About Us

Our Commitment

Mission Statement 


To Provide quality, transitional, rental accommodations for low-to-moderate income native families in urban centers


Vision Statement


Native families are supported, healthy, thriving and working towards acquiring their own homes

Program Background

The Urban Housing Program, administered on behalf of the federal government by Canada Mortgage and Housing Corporation (CMHC), assists Urban Native non-profit housing sponsors, supported by a membership of native peoples and other individuals approved by the sponsor, to meet the housing needs.  CMHC provides Subsidy Assistance,  under section 95 of the National Housing Act (NHA), accommodation to low and moderate-income Native peoples. The Treaty 7 Urban Housing Authority operates under the Post-1985 Program which works as follows:

  • The maximum annual subsidy payable to any project (without care or support services) is equal to the difference between acceptable annual operating costs and annual project revenues
  • Rents are establish according to a rent-to-income (RTI) scale effectively 25% of income.  The sponsor receives a monthly Subsidy Assistance cheques from CMHC

Board of Directors

The Housing Authority is governed by a group of unpaid volunteers called the Board of Directors.  The Board does not have direct day-to-day responsibility for operations or programs, but are responsible for establishing policies.  They must also set and follow budget, ensure all legal obligations are met and provide firm leadership and maintain open lines of communication. 

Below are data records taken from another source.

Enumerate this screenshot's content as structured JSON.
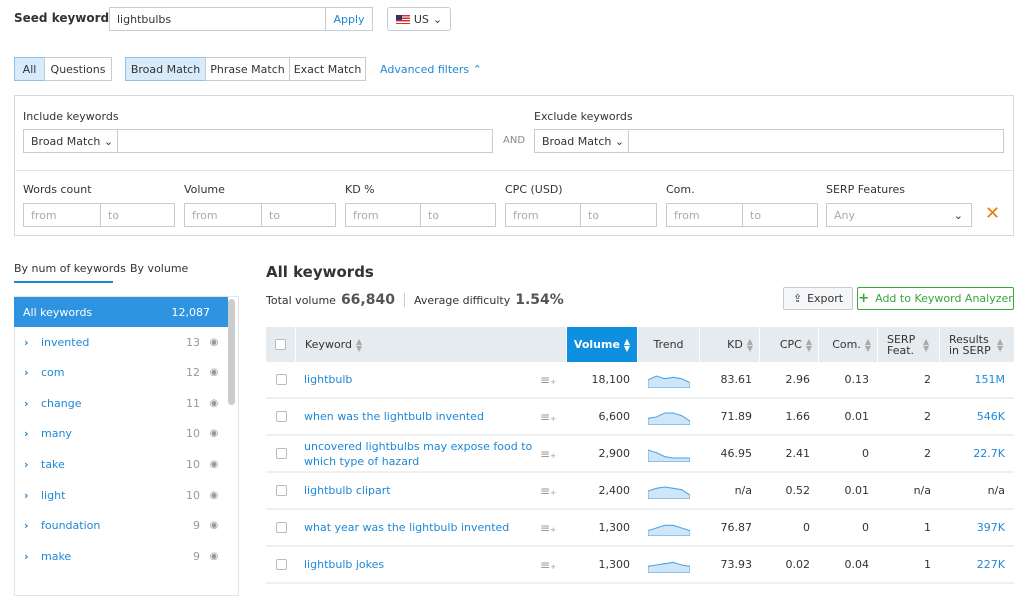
{
  "seed": {
    "label": "Seed keyword:",
    "value": "lightbulbs",
    "apply": "Apply",
    "country": "US"
  },
  "tabs": {
    "all": "All",
    "questions": "Questions",
    "broad": "Broad Match",
    "phrase": "Phrase Match",
    "exact": "Exact Match",
    "advanced": "Advanced filters"
  },
  "filters": {
    "include": "Include keywords",
    "exclude": "Exclude keywords",
    "match": "Broad Match",
    "and": "AND",
    "ranges": [
      "Words count",
      "Volume",
      "KD %",
      "CPC (USD)",
      "Com."
    ],
    "from": "from",
    "to": "to",
    "serp": "SERP Features",
    "any": "Any"
  },
  "groups": {
    "tab1": "By num of keywords",
    "tab2": "By volume",
    "all_label": "All keywords",
    "all_count": "12,087",
    "items": [
      {
        "name": "invented",
        "count": "13"
      },
      {
        "name": "com",
        "count": "12"
      },
      {
        "name": "change",
        "count": "11"
      },
      {
        "name": "many",
        "count": "10"
      },
      {
        "name": "take",
        "count": "10"
      },
      {
        "name": "light",
        "count": "10"
      },
      {
        "name": "foundation",
        "count": "9"
      },
      {
        "name": "make",
        "count": "9"
      }
    ]
  },
  "main": {
    "title": "All keywords",
    "total_label": "Total volume",
    "total": "66,840",
    "diff_label": "Average difficulty",
    "diff": "1.54%",
    "export": "Export",
    "add": "Add to Keyword Analyzer"
  },
  "table": {
    "headers": {
      "keyword": "Keyword",
      "volume": "Volume",
      "trend": "Trend",
      "kd": "KD",
      "cpc": "CPC",
      "com": "Com.",
      "serp": "SERP Feat.",
      "results": "Results in SERP"
    },
    "rows": [
      {
        "keyword": "lightbulb",
        "volume": "18,100",
        "kd": "83.61",
        "cpc": "2.96",
        "com": "0.13",
        "serp": "2",
        "results": "151M"
      },
      {
        "keyword": "when was the lightbulb invented",
        "volume": "6,600",
        "kd": "71.89",
        "cpc": "1.66",
        "com": "0.01",
        "serp": "2",
        "results": "546K"
      },
      {
        "keyword": "uncovered lightbulbs may expose food to which type of hazard",
        "volume": "2,900",
        "kd": "46.95",
        "cpc": "2.41",
        "com": "0",
        "serp": "2",
        "results": "22.7K"
      },
      {
        "keyword": "lightbulb clipart",
        "volume": "2,400",
        "kd": "n/a",
        "cpc": "0.52",
        "com": "0.01",
        "serp": "n/a",
        "results": "n/a"
      },
      {
        "keyword": "what year was the lightbulb invented",
        "volume": "1,300",
        "kd": "76.87",
        "cpc": "0",
        "com": "0",
        "serp": "1",
        "results": "397K"
      },
      {
        "keyword": "lightbulb jokes",
        "volume": "1,300",
        "kd": "73.93",
        "cpc": "0.02",
        "com": "0.04",
        "serp": "1",
        "results": "227K"
      }
    ]
  },
  "colors": {
    "accent": "#1e88d6",
    "active_header": "#0f8fe0",
    "add_green": "#3aa53a",
    "close_orange": "#f07c00"
  }
}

All board members assume responsibility Housing Authority's interests and objectives and must therefore appreciate the level of commitment and degree of responsibility required of them.  They must act at all times in the best interest of the Housing Authority, so as to preserve its assets, further its interests and promote the purpose for which it was formed.

History

1983 - Treaty 7 Urban Indian Housing Authority originated when two individuals, Casey Scott of the Peigan Nation and Mike Bruised Head of the Blood Tribe, were involved in a summer project through the Sik-Ooh-Kotoki Friendship Society. Their study indicated that Native people, within the Treaty 7 Area, were having difficulty in acquiring suitable housing in urban centers. 


1984 - Findings of the study were brought to the Treaty 7 Chiefs, who directed Greg Smith, Treaty 7 Tribal Council Vice President at the time, to explore alternatives that would help alleviate the situation their people were facing. Frances Weasel Fat, then Executive Assistant for Treaty 7 Tribal Council, conducted further research and initiated the proceedings that later resulted in the formation of Treaty 7 Urban Indian Housing Authority. 


1985 – Treaty 7 Urban Indian Housing Authority was incorporated under the Alberta Societies Act, in March. In December of this year, the first 15 homes were purchased in the City of Lethbridge. Today, the organization has grown to 165 units.